The spicy seasoning that the Flying Fish cooks use on the trout always makes Millar’s lunch smell especially tasty at 11:30 a.m.

Rhett Brinkley
SNAPPY: Flying Fish’s grilled rainbow trout.

I stopped by this past Tuesday to try my own grilled rainbow trout. The Flying Fish cooks still yell “make it quick” when you ask for the hot seasoning. It also happened to be the daily special ($10.99) that day which made me wonder if there was a smart saving on Millar’s quick retort.

I asked him if his Tuesday order had anything to do with the specials for the week.

“Did not say. “I’m not sure there is consistency in their specials. But sometimes it just hits the spot.”

“This is not what I need! This is salad day.” — Lindsey Millar when offered and accepted a bag of Blue Heat Takis before lunch.


Millar has been known to go all out on hump day and occasionally drop by HAM market for their inspired Italian steak sandwich, available most Wednesdays. He wrote about it for our recent story 25 Bites: Food We Crave in Central Arkansas.

“HAM offers semi-regular specialties of muffuletta and pate sandwiches, but the king among their offerings is Italian beef. Just like the Chicago classic you drool over on FX’s “The Bear,” this is thinly sliced ​​roast beef topped with jalapeno olive slaw, provolone, and a healthy au jus sauce on a hoagie bun.

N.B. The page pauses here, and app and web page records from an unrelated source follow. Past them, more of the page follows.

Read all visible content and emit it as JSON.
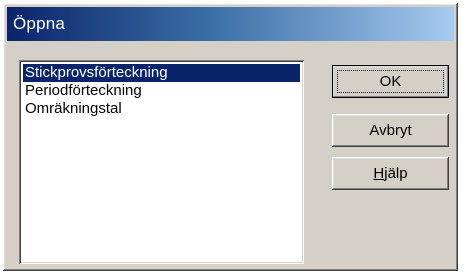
{
  "window": {
    "title": "Öppna",
    "colors": {
      "titlebar_start": "#0a246a",
      "titlebar_end": "#a6caf0",
      "face": "#d4d0c8",
      "selection": "#0a246a"
    }
  },
  "list": {
    "items": [
      {
        "label": "Stickprovsförteckning",
        "selected": true
      },
      {
        "label": "Periodförteckning",
        "selected": false
      },
      {
        "label": "Omräkningstal",
        "selected": false
      }
    ]
  },
  "buttons": {
    "ok_label": "OK",
    "cancel_label": "Avbryt",
    "help_accel": "H",
    "help_rest": "jälp"
  }
}
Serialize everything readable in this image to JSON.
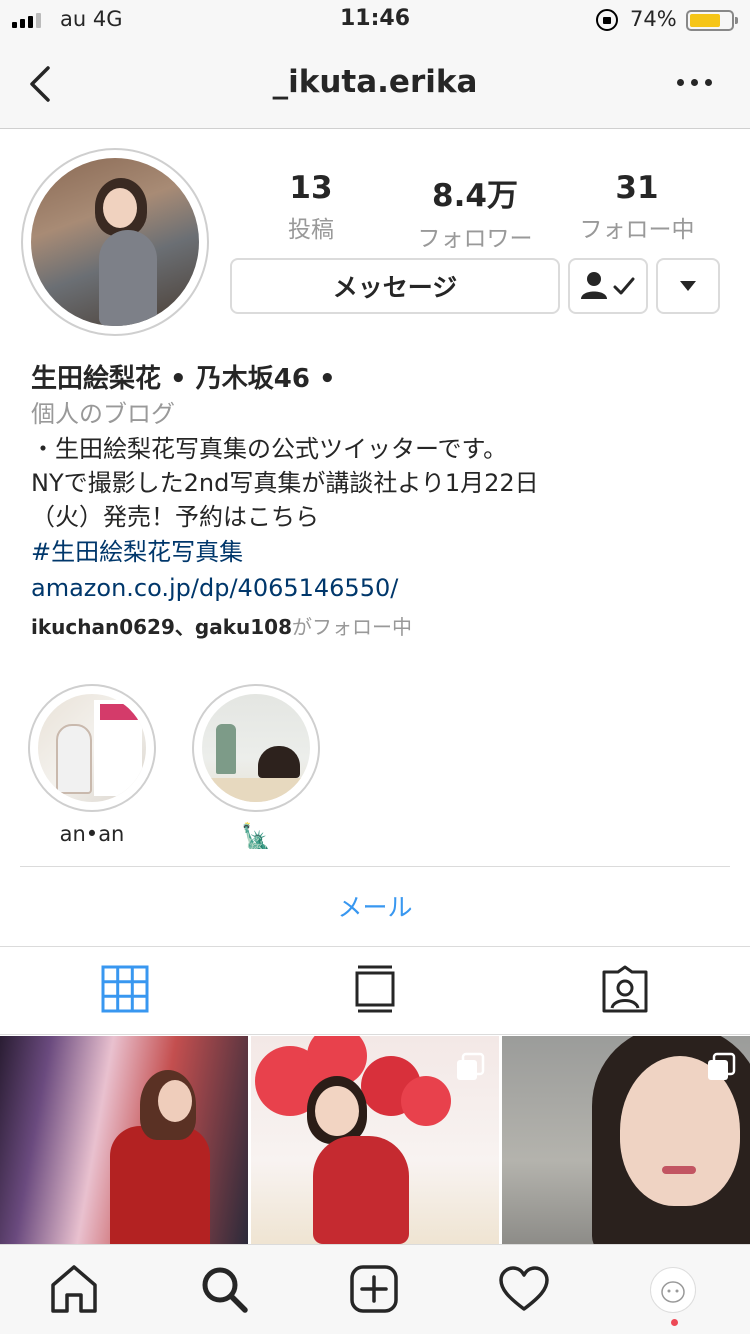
{
  "status_bar": {
    "carrier": "au 4G",
    "time": "11:46",
    "battery_pct": "74%"
  },
  "nav": {
    "username": "_ikuta.erika"
  },
  "stats": [
    {
      "value": "13",
      "label": "投稿"
    },
    {
      "value": "8.4万",
      "label": "フォロワー"
    },
    {
      "value": "31",
      "label": "フォロー中"
    }
  ],
  "buttons": {
    "message": "メッセージ"
  },
  "bio": {
    "name": "生田絵梨花 • 乃木坂46 •",
    "category": "個人のブログ",
    "lines": [
      "・生田絵梨花写真集の公式ツイッターです。",
      "NYで撮影した2nd写真集が講談社より1月22日",
      "（火）発売！予約はこちら"
    ],
    "hashtag": "#生田絵梨花写真集",
    "link": "amazon.co.jp/dp/4065146550/",
    "followed_by_users": "ikuchan0629、gaku108",
    "followed_by_suffix": "がフォロー中"
  },
  "highlights": [
    {
      "label": "an•an"
    },
    {
      "label": "🗽"
    }
  ],
  "contact": {
    "email": "メール"
  },
  "tabs": [
    {
      "icon": "grid-icon",
      "active": true
    },
    {
      "icon": "feed-icon",
      "active": false
    },
    {
      "icon": "tagged-icon",
      "active": false
    }
  ],
  "bottom_nav": [
    {
      "icon": "home-icon"
    },
    {
      "icon": "search-icon"
    },
    {
      "icon": "add-post-icon"
    },
    {
      "icon": "heart-icon"
    },
    {
      "icon": "profile-avatar"
    }
  ],
  "colors": {
    "link": "#00376b",
    "email": "#3897f0",
    "active_tab": "#3897f0",
    "battery": "#f5c518",
    "notification_dot": "#ed4956"
  }
}
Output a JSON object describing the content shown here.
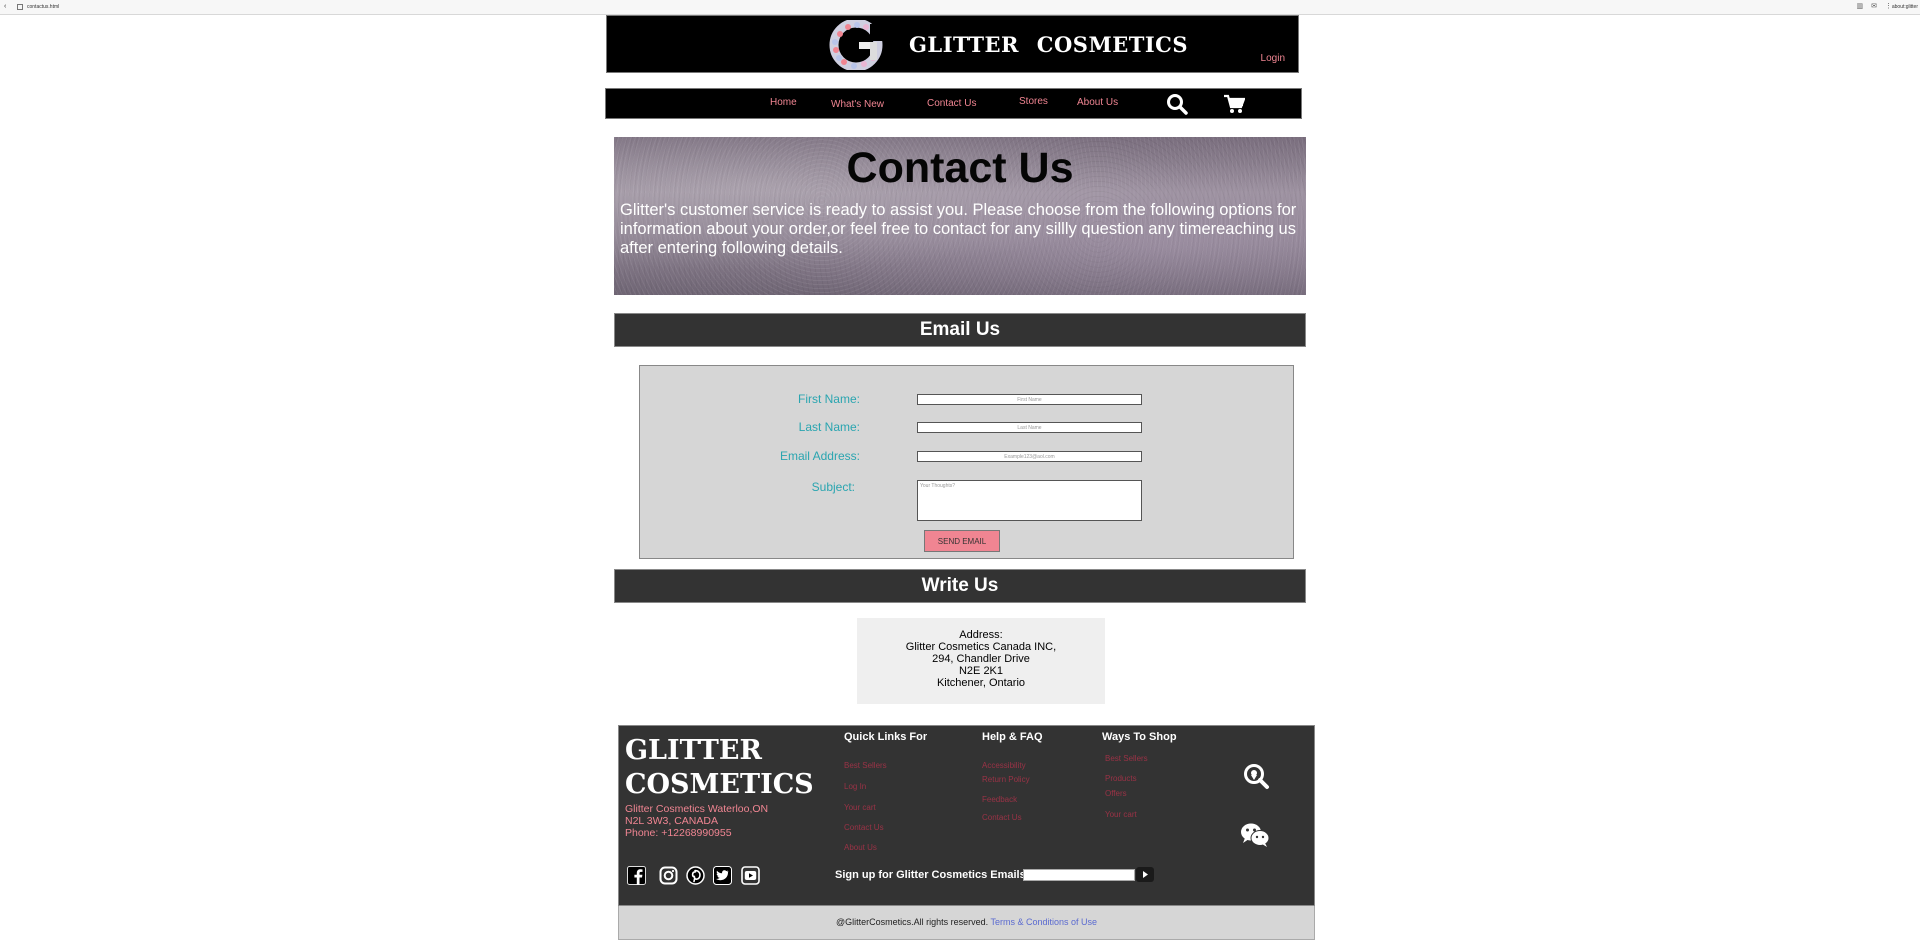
{
  "browser": {
    "url": "contactus.html",
    "right_label": "about:glitter"
  },
  "header": {
    "brand": "GLITTER COSMETICS",
    "login": "Login"
  },
  "nav": {
    "items": [
      "Home",
      "What's New",
      "Contact Us",
      "Stores",
      "About Us"
    ],
    "icons": [
      "search-icon",
      "cart-icon"
    ]
  },
  "hero": {
    "title": "Contact Us",
    "text": "Glitter's customer service is ready to assist you. Please choose from the following options   for  information about your order,or feel free to contact for any sillly question any timereaching us after entering following details."
  },
  "email_section": {
    "title": "Email Us",
    "fields": {
      "first_name_label": "First Name:",
      "first_name_placeholder": "First Name",
      "last_name_label": "Last Name:",
      "last_name_placeholder": "Last Name",
      "email_label": "Email Address:",
      "email_placeholder": "Example123@aol.com",
      "subject_label": "Subject:",
      "subject_placeholder": "Your Thoughts?"
    },
    "send_button": "SEND EMAIL"
  },
  "write_section": {
    "title": "Write Us",
    "address_heading": "Address:",
    "address_lines": [
      "Glitter Cosmetics Canada INC,",
      "294, Chandler Drive",
      "N2E 2K1",
      "Kitchener, Ontario"
    ]
  },
  "footer": {
    "brand_line1": "GLITTER",
    "brand_line2": "COSMETICS",
    "contact_line1": "Glitter Cosmetics Waterloo,ON",
    "contact_line2": "N2L 3W3, CANADA",
    "phone": "Phone: +12268990955",
    "quick_links": {
      "title": "Quick Links For",
      "links": [
        "Best Sellers",
        "Log In",
        "Your cart",
        "Contact Us",
        "About Us"
      ]
    },
    "help": {
      "title": "Help & FAQ",
      "links": [
        "Accessibility",
        "Return Policy",
        "Feedback",
        "Contact Us"
      ]
    },
    "ways": {
      "title": "Ways To Shop",
      "links": [
        "Best Sellers",
        "Products",
        "Offers",
        "Your cart"
      ]
    },
    "social_icons": [
      "facebook-icon",
      "instagram-icon",
      "pinterest-icon",
      "twitter-icon",
      "youtube-icon"
    ],
    "signup_label": "Sign up for Glitter Cosmetics Emails"
  },
  "copyright": {
    "text": "@GlitterCosmetics.All rights reserved. ",
    "terms": "Terms & Conditions of Use"
  },
  "colors": {
    "accent_pink": "#f08592",
    "label_teal": "#2aa5b0",
    "bar_dark": "#333333"
  }
}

It’s a deeply satisfying mess.”

“I don’t want to spoil my lunch!” — Lindsey Millar’s response to being roasted for only eating half a glazed donut from Mark’s Donut Shop.


With Millar’s time at the paper running out, he has been known to extend his lunches into the 2-3 hour time slot allotted for senior editors. On Thursdays he can sometimes be found in the courtyard of Samantha’s Tap Room & Wood Grillwhere he goes for the blackened grouper sandwich or the three-piece fried chicken Thursday special, which he says reigns supreme.

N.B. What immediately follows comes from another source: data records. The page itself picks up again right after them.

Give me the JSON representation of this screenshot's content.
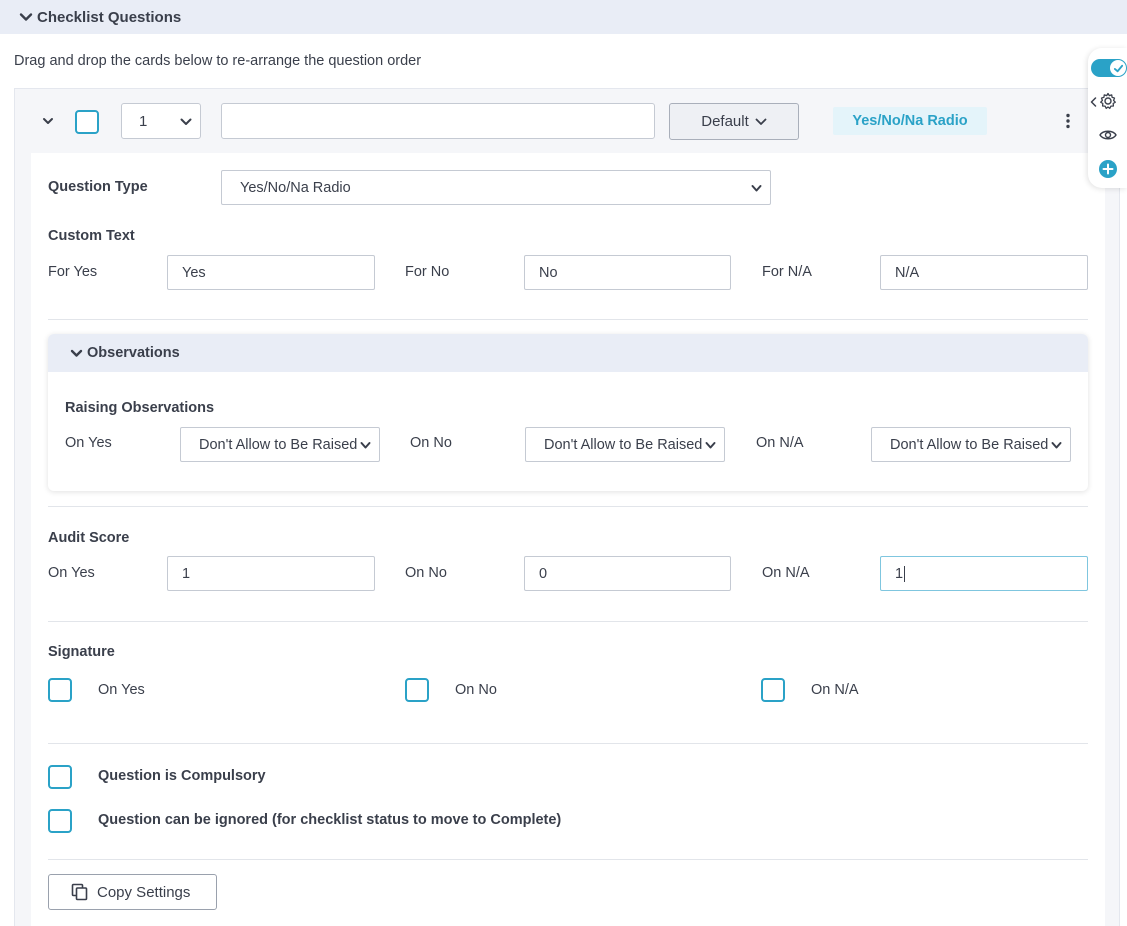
{
  "section": {
    "title": "Checklist Questions"
  },
  "hint": "Drag and drop the cards below to re-arrange the question order",
  "question": {
    "order_value": "1",
    "name_value": "",
    "default_label": "Default",
    "type_badge": "Yes/No/Na Radio"
  },
  "question_type": {
    "label": "Question Type",
    "value": "Yes/No/Na Radio"
  },
  "custom_text": {
    "heading": "Custom Text",
    "for_yes_label": "For Yes",
    "for_yes_value": "Yes",
    "for_no_label": "For No",
    "for_no_value": "No",
    "for_na_label": "For N/A",
    "for_na_value": "N/A"
  },
  "observations": {
    "title": "Observations",
    "heading": "Raising Observations",
    "on_yes_label": "On Yes",
    "on_yes_value": "Don't Allow to Be Raised",
    "on_no_label": "On No",
    "on_no_value": "Don't Allow to Be Raised",
    "on_na_label": "On N/A",
    "on_na_value": "Don't Allow to Be Raised"
  },
  "audit_score": {
    "heading": "Audit Score",
    "on_yes_label": "On Yes",
    "on_yes_value": "1",
    "on_no_label": "On No",
    "on_no_value": "0",
    "on_na_label": "On N/A",
    "on_na_value": "1"
  },
  "signature": {
    "heading": "Signature",
    "on_yes_label": "On Yes",
    "on_no_label": "On No",
    "on_na_label": "On N/A"
  },
  "options": {
    "compulsory_label": "Question is Compulsory",
    "ignored_label": "Question can be ignored (for checklist status to move to Complete)"
  },
  "copy_settings_label": "Copy Settings",
  "colors": {
    "accent": "#2aa2c7",
    "header_bg": "#e9edf6",
    "badge_bg": "#e4f4fa"
  },
  "icons": [
    "chevron-down-icon",
    "kebab-menu-icon",
    "toggle-icon",
    "gear-icon",
    "eye-icon",
    "plus-circle-icon",
    "copy-icon",
    "chevron-left-icon"
  ]
}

“It’s expertly fried and seasoned and comes with a side of brown gravy that tastes like Thanksgiving dip. Also, you get Texas toast and two sides. You may have to steal a nap at your desk later in the afternoon, but it’s worth it,” Millar wrote.


To be completely honest, I don’t know what Millar does regularly on Fridays. But I would confidently bet $200 that he has called Iriana’s more than once. a regular Arkansas Times staple, Iriana’s has been a lunch favorite for editors like Max Brantley, Leslie Peacock and perhaps her biggest fan, Austin Bailey. Millar usually opts for one of three items: The Big Salad with ham, without cheese, with oil and vinegar; the Clean The Floor (Iriana’s supreme version) without cheese, of course; and the Sausage Chopper (his most common order of his) served on French bread, without cheese, with peppers, mushrooms and onion. I always assumed the grinder would feature sliced ​​Italian sausage just like a pizza, but I was wrong. It’s a full link and looks like a River Market sleeper hit. Arkansas Times editor Stephanie Smittle recently ordered the Lindsey Millar-esque pinwheel when she was out of the office. (What can we say? We miss the guy.) “Is this Lindsey without cheese?” Iriana’s employee allegedly asked.

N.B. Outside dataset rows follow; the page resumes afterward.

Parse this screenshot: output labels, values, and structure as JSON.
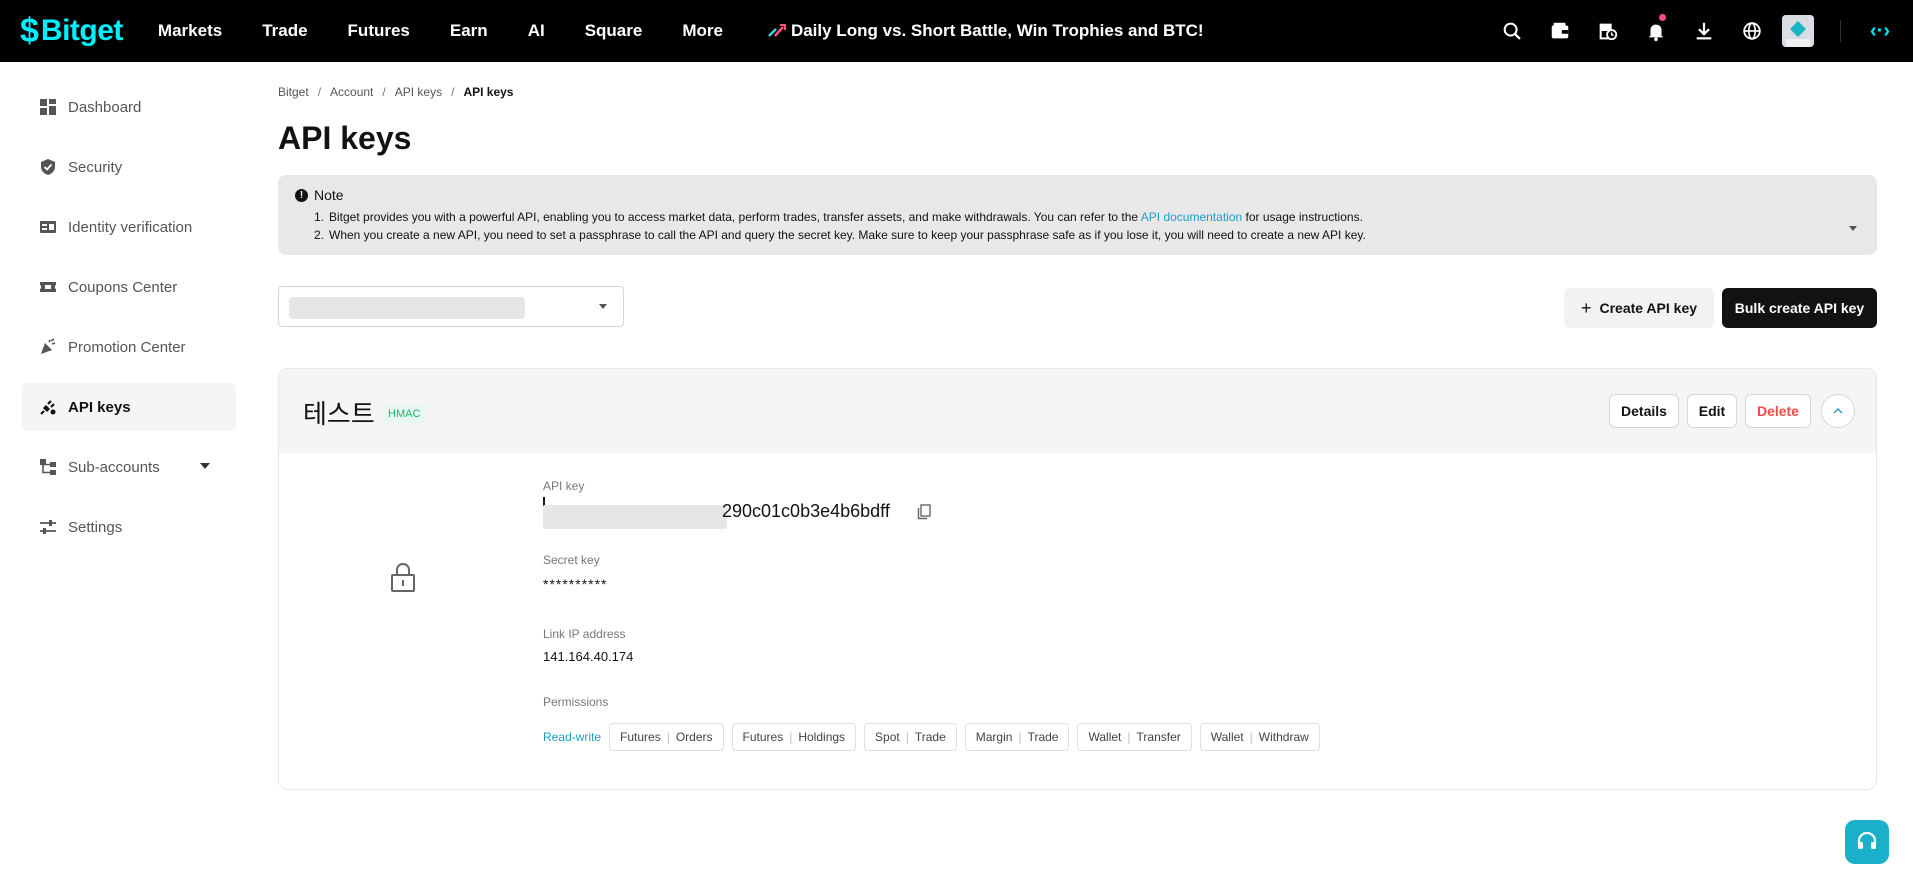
{
  "brand": {
    "name": "Bitget",
    "accent": "#00f0ff"
  },
  "nav": {
    "items": [
      "Markets",
      "Trade",
      "Futures",
      "Earn",
      "AI",
      "Square",
      "More"
    ],
    "promo": "Daily Long vs. Short Battle, Win Trophies and BTC!",
    "icons": [
      "search-icon",
      "wallet-icon",
      "history-icon",
      "bell-icon",
      "download-icon",
      "globe-icon"
    ]
  },
  "sidebar": {
    "items": [
      {
        "label": "Dashboard",
        "icon": "dashboard-icon"
      },
      {
        "label": "Security",
        "icon": "shield-icon"
      },
      {
        "label": "Identity verification",
        "icon": "id-card-icon"
      },
      {
        "label": "Coupons Center",
        "icon": "ticket-icon"
      },
      {
        "label": "Promotion Center",
        "icon": "party-icon"
      },
      {
        "label": "API keys",
        "icon": "plug-icon",
        "active": true
      },
      {
        "label": "Sub-accounts",
        "icon": "tree-icon"
      },
      {
        "label": "Settings",
        "icon": "sliders-icon"
      }
    ]
  },
  "breadcrumb": [
    "Bitget",
    "Account",
    "API keys",
    "API keys"
  ],
  "page": {
    "title": "API keys"
  },
  "note": {
    "title": "Note",
    "line1_prefix": "Bitget provides you with a powerful API, enabling you to access market data, perform trades, transfer assets, and make withdrawals. You can refer to the",
    "line1_link": "API documentation",
    "line1_suffix": "for usage instructions.",
    "line2": "When you create a new API, you need to set a passphrase to call the API and query the secret key. Make sure to keep your passphrase safe as if you lose it, you will need to create a new API key."
  },
  "actions": {
    "create": "Create API key",
    "bulk": "Bulk create API key"
  },
  "apikey": {
    "name": "테스트",
    "type": "HMAC",
    "buttons": {
      "details": "Details",
      "edit": "Edit",
      "delete": "Delete"
    },
    "api_key_label": "API key",
    "api_key_suffix": "290c01c0b3e4b6bdff",
    "secret_label": "Secret key",
    "secret_value": "**********",
    "ip_label": "Link IP address",
    "ip_value": "141.164.40.174",
    "permissions_label": "Permissions",
    "permission_mode": "Read-write",
    "permissions": [
      {
        "group": "Futures",
        "right": "Orders"
      },
      {
        "group": "Futures",
        "right": "Holdings"
      },
      {
        "group": "Spot",
        "right": "Trade"
      },
      {
        "group": "Margin",
        "right": "Trade"
      },
      {
        "group": "Wallet",
        "right": "Transfer"
      },
      {
        "group": "Wallet",
        "right": "Withdraw"
      }
    ]
  }
}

“I think pecans might be the best nut.” –Lindsey Miller

Some other Lindsey Millar lunch favorites:

Arepas or Baleadas from El Sur, the crab cake salad from 42 Bar & Table, hot chile tamales from Doe’s Eat Place (for special occasions).